“After being in the USA for a week, I checked with my friend Dr. Lennox Honychurch on my return to Barbados today. Here is the updated status on Dominica’s parrots which he reported to me…
Regarding the Imperial or Sisserou, there is as yet no word on their status following the passage of Maria. Apparently, none have been seen or heard.
The situation of the Red-necked parrots or Jackot is more promising. Lennox tells me that a flock of ten plus Red-necked parrots have taken up residence in a tree on his property which is adjacent to a cliff looking out towards Marie Galante, with many others flying around. They are feeding on the white cedar pods which have appeared on the many cedar trees by the sea cliffs as they regain their foliage following Maria. The parrots seem to have adapted their feeding patterns in order to survive, as this is the first time after many years residence in Woodford Hill that he has seen so many parrots close to the sea coast and actually roosting there. Their numbers are growing as stragglers find this flock and join it.
There are other areas where the Red-necked parrots are also concentrating e.g. at Governor, so the survival of this species seems assured. He received some bags of parrot food and other bird seeds which we sent down from Barbados. Apparently, the parrots prefer the seeds of the white cedar pods but other birds–doves etc.– have been feeding on the other seeds which he put out. I managed to buy some hummingbird feeders at a Walmart in Miami so I will send these down to him.
We should not yet give up hope for the survival of the Sisserou in the wild. It is possible that in other areas of the interior of Dominica not yet reached by officers of the Forestry Department that a few birds may have survived, though Lennox tells me that the recovery of the rain forest in the mountainous interior of Dominica is going very slowly. As he surveys the mountains through field glasses, most of the forest is still nothing but bare limbs and trunks.
We should remember our unfortunate sister islands after the horrific impact of Irma and Maria. Most of us will react with great sympathy in the immediate aftermath of such horrific destruction but our attention and sympathy tends to lag as the media shifts their attention very quickly to other areas of the world as other tragedies and crises unfold.

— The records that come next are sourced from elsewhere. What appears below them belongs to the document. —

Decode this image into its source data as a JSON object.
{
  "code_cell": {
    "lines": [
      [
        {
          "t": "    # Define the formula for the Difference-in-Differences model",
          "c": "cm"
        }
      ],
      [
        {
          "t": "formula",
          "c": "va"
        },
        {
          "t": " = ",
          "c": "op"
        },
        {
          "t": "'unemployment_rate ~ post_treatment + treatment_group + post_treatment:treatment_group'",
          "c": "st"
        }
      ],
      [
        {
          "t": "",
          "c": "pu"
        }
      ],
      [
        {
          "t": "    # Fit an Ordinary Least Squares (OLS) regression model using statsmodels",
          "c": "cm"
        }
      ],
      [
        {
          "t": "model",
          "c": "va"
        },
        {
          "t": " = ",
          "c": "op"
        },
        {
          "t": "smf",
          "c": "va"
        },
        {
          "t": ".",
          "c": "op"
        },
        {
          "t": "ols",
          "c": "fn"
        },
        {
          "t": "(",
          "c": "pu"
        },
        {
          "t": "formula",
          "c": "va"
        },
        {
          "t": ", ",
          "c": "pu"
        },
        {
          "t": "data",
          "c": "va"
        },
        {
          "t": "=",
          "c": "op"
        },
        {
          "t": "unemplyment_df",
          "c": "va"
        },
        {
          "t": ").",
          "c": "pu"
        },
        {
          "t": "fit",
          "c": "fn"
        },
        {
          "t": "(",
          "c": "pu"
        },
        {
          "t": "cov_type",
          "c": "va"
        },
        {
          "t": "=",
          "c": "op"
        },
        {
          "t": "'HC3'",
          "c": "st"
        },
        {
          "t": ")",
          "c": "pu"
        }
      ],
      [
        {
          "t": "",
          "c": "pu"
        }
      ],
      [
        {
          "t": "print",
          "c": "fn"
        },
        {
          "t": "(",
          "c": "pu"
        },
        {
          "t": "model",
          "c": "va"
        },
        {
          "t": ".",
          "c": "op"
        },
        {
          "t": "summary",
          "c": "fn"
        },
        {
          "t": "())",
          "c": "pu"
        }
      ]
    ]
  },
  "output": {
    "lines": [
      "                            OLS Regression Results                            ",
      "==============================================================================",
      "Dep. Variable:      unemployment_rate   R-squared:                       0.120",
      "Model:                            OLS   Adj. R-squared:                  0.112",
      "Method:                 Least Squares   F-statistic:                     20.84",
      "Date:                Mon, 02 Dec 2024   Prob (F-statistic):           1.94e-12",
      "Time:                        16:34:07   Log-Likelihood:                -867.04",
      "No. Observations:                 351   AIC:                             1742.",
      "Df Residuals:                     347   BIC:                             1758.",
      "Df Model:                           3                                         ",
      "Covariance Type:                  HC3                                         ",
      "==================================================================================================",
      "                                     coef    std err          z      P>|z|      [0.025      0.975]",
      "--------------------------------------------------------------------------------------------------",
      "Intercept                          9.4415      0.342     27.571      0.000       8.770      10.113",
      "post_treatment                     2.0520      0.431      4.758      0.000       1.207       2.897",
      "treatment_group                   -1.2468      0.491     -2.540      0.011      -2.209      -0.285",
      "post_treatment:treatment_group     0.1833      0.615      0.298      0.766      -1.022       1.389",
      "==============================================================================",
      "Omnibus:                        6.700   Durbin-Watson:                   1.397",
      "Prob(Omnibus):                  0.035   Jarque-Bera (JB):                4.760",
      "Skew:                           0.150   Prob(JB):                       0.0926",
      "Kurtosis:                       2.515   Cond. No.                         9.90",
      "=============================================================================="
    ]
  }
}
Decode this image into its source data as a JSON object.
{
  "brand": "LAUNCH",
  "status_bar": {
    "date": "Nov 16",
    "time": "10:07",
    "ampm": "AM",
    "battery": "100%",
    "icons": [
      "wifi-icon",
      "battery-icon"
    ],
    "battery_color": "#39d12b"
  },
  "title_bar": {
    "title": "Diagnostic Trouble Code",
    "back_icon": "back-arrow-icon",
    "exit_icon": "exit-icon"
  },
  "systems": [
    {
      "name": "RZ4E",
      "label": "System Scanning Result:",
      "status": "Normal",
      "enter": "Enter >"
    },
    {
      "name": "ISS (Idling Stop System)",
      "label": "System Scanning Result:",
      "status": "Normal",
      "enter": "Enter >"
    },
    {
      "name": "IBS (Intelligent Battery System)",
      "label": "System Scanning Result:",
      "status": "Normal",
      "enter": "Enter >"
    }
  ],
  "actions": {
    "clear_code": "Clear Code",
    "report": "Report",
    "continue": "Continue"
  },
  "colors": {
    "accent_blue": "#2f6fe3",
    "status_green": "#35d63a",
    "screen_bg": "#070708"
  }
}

Like everyone else, I join in the hopes and prayers that this magnificent species has somehow survived the 200 mph+ winds that blew ferociously up the mountains…as well as the two other species of the upper areas: the Rufous-throated solitaire and the Blue-headed hummingbird.”